Look through the records below, and copy out every line that holds the string "warning".

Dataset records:
↓

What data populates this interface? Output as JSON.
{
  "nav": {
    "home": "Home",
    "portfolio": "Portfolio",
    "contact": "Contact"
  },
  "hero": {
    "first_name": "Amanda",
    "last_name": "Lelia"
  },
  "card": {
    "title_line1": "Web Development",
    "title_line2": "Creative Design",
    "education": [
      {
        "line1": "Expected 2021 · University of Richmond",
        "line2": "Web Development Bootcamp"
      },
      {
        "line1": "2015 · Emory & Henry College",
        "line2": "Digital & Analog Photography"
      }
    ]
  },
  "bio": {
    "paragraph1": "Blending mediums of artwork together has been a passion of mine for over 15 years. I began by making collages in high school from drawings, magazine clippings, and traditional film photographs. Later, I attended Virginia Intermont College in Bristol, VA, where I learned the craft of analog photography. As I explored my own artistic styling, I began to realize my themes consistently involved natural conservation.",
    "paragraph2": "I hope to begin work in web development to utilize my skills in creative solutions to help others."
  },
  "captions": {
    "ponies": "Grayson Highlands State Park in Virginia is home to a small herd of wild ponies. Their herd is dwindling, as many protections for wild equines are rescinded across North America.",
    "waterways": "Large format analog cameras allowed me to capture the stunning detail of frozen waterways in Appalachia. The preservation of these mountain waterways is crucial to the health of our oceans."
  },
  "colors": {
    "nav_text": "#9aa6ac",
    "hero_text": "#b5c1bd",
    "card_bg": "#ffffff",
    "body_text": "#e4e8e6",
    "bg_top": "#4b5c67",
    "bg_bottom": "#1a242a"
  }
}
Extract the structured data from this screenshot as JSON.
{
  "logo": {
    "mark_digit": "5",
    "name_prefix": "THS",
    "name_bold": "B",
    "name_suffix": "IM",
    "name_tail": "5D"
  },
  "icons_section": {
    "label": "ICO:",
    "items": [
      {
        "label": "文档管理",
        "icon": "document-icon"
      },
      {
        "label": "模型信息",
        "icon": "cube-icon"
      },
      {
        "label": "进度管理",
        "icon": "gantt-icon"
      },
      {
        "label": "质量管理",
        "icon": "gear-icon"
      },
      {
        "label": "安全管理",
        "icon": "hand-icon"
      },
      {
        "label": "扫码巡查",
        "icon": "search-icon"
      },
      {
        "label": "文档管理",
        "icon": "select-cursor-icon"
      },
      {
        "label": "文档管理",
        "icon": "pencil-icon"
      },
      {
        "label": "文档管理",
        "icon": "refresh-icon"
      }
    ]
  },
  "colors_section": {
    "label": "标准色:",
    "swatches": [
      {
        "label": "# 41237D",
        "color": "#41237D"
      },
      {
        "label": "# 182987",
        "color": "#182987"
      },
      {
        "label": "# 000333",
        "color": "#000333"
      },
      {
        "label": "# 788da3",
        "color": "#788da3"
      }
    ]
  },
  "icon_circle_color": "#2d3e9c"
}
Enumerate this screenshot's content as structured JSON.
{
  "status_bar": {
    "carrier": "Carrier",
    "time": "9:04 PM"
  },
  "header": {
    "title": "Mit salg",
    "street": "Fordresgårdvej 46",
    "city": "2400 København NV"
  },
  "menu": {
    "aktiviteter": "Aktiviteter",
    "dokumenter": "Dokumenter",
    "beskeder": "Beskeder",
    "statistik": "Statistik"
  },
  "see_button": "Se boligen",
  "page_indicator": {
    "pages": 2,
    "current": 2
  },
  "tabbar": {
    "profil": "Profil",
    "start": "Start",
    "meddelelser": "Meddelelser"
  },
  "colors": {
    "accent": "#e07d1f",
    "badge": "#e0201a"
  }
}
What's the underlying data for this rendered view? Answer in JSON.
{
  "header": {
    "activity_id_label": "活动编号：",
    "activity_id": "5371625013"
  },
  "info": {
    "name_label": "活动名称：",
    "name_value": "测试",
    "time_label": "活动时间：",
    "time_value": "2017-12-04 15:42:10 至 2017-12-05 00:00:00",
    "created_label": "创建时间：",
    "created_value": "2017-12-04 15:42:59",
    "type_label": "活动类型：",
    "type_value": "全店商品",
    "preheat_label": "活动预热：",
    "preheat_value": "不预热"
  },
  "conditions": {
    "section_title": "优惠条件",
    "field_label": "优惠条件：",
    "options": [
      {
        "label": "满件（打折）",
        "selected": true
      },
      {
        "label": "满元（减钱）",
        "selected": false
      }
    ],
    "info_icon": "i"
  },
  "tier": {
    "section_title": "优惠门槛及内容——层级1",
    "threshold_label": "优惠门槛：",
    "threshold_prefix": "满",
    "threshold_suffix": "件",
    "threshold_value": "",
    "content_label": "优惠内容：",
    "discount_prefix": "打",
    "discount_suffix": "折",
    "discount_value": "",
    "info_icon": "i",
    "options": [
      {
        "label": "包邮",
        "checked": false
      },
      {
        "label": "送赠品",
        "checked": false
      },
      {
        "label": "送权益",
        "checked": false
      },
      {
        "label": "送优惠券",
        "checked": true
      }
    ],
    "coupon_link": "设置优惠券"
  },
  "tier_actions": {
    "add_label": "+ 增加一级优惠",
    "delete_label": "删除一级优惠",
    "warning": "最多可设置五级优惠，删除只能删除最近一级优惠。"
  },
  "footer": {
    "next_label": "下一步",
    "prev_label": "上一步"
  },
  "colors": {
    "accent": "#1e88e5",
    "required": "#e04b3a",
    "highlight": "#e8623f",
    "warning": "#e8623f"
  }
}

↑

OUTPUT FOR THIS EXERCISE =
    "warning": "最多可设置五级优惠，删除只能删除最近一级优惠。"
    "warning": "#e8623f"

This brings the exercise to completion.